(Records excerpted from a collection)
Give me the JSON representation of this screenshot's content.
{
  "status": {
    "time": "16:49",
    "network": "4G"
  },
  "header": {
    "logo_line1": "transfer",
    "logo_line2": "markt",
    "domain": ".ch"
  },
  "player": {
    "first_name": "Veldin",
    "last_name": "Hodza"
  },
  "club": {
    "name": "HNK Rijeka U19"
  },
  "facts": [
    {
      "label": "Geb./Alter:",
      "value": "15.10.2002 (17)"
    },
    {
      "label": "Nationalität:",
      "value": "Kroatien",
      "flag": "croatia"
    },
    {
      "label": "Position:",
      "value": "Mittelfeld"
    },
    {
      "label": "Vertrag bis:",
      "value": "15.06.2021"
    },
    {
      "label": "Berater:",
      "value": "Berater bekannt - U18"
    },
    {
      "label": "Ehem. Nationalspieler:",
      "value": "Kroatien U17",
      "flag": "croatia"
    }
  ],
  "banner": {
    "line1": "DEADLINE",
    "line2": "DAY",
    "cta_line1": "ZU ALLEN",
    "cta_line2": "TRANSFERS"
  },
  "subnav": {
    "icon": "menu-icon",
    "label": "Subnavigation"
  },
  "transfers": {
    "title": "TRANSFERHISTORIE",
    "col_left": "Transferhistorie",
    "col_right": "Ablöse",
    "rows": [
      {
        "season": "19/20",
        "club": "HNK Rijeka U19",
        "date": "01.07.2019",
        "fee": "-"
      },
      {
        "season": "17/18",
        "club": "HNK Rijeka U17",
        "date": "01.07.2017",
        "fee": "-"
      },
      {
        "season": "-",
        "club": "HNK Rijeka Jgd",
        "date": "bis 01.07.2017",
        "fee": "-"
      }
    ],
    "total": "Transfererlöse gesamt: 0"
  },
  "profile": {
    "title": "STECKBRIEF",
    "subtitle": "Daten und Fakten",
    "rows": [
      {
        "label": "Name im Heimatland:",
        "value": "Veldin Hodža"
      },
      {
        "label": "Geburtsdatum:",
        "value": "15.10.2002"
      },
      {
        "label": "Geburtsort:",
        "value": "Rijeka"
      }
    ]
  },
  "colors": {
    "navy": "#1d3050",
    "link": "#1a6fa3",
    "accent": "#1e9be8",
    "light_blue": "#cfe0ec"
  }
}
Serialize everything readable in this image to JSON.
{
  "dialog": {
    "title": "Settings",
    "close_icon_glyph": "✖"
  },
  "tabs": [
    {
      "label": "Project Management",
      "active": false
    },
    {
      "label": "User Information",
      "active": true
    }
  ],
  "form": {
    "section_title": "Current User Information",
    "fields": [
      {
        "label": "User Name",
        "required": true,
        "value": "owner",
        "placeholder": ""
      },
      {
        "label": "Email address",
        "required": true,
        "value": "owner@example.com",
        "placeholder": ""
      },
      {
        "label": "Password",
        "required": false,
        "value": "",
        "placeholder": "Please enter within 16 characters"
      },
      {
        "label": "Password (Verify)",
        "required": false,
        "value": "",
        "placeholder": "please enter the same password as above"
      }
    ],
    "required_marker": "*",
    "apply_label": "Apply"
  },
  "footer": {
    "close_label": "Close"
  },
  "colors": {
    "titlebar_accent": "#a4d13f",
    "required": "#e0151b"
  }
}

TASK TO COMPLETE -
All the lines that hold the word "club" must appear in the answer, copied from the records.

EXERCISE RESPONSE -
  "club": {
        "club": "HNK Rijeka U19",
        "club": "HNK Rijeka U17",
        "club": "HNK Rijeka Jgd",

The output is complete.